According to OneWeb, it will bring secured solutions not only to enterprises but also to towns, villages, municipalities and schools, including the hardest-to-reach areas across the length and breadth of the country.
"OneWeb's commitment to enhance connectivity in India is backed by Bharti Global, its largest investor," the company said in a statement.
"This launch by ISRO and NSIL is one of the biggest commercial orders by India's premier space organisation, and the first using the LVM3 rocket," OneWeb noted.
OneWeb's satellites separated successfully from the rocket and were dispensed in nine phases over a period of one hour and 15 minutes, with signal acquisition on all 36 satellites confirmed.
This is OneWeb's 14th launch, bringing the constellation to 462 satellites. This launch represents more than 70 per cent of its planned 648 low earth orbit (LEO) satellite fleet that it said will deliver high-speed, low-latency connectivity worldwide.
With only four more launches to go, the company said it remains on track to activate global coverage in 2023, while its connectivity solutions are already live in certain regions of the globe.
Mittal said today's launch is a significant milestone for OneWeb.
"This new phase of our launch programme from India brings us a step closer to not only enhancing our global coverage but also delivering connectivity in India and South Asia, particularly to communities who need it most," he said.
"Today, my dream of having an Indian element in the OneWeb constellation has been realised. This launch with ISRO and NSIL opens up the space sector in India with the possibility of billions of dollars flowing into the country," he added.

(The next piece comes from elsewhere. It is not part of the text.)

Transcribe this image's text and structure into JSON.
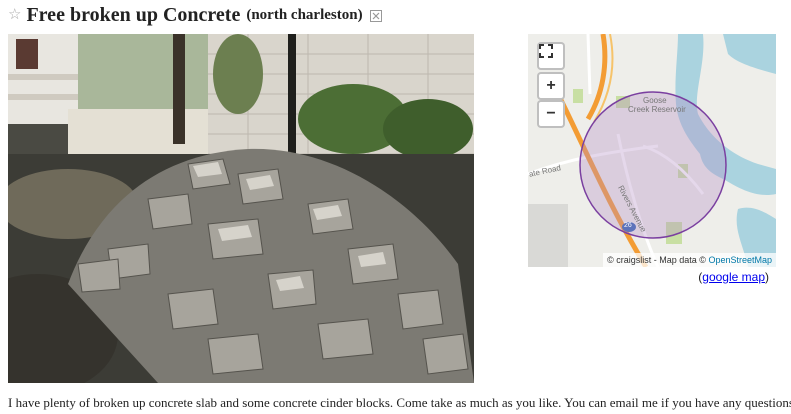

Earlier, at the end of a 24-hour countdown, the 43.5 metre tall rocket soared majestically in the prefixed time on Sunday from the second launch pad at the Satish Dhawan Space Centre at Sriharikota.
The vehicle is also dubbed as one of the heaviest for its ability to carry satellites up to 8,000 kg.

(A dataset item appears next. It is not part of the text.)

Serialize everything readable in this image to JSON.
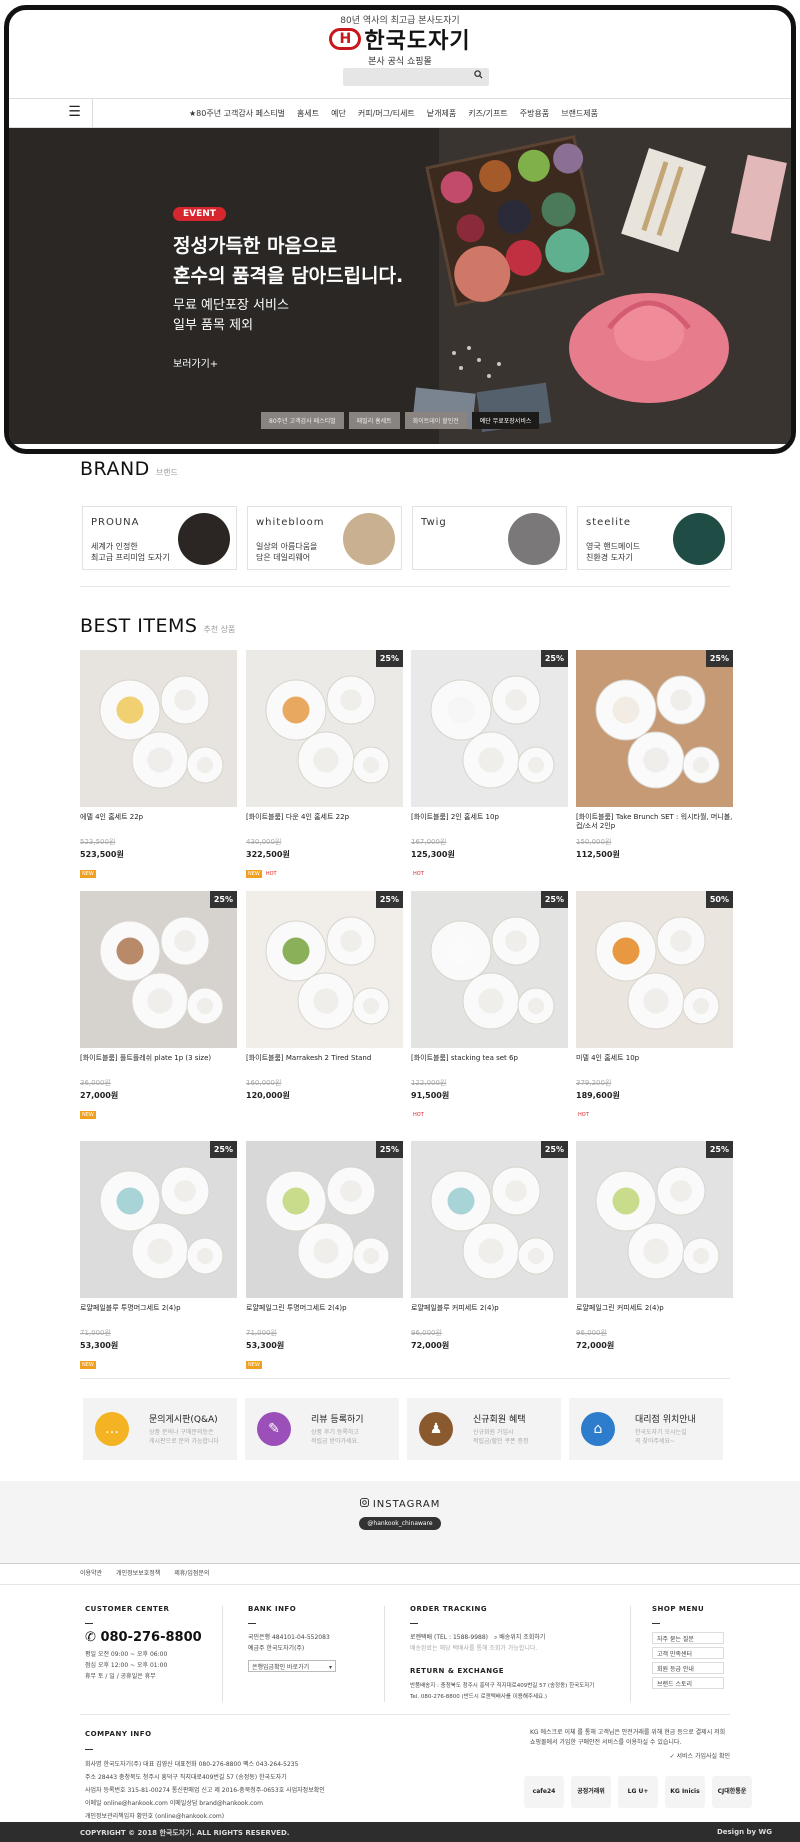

Sunday's mission marks several key milestones as the LVM3-M2 mission is the maiden dedicated commercial mission for the launch vehicle. It carried the heaviest payloads with 36 satellites of OneWeb, becoming the first Indian rocket with a payload of 5,796 kg.
Mission Director Thaddeus Baskar said, "the mission was a demand given to this team by ISRO Chairman to execute the mission in a very short time of less than three months."
The launch is also first for LVM3-M2 to place the satellites in the Low Earth Orbit (LEO-up to 1,200 kms above the Earth) unlike Geosynchronous Transfer Orbit (GTO).
ISRO scientists had renamed the launch vehicle as LVM3-M2 from GSLV-Mk III as the newest rocket is capable of launching 4,000 kg class of satellites into GTO and 8,000 kg of payloads into LEO.
The LVM3-M2 mission would give a fillip to the space agency with the new launch vehicle set to place satellites into the low earth orbit, along with ISRO's trusted workhorse Polar Satellite Launch Vehicle (PSLV).
The rocket is a three-stage launch vehicle consisting of two solid propellant S200 strap-ons on its sides and core stage comprising L110 liquid stage and C25 cryogenic stage.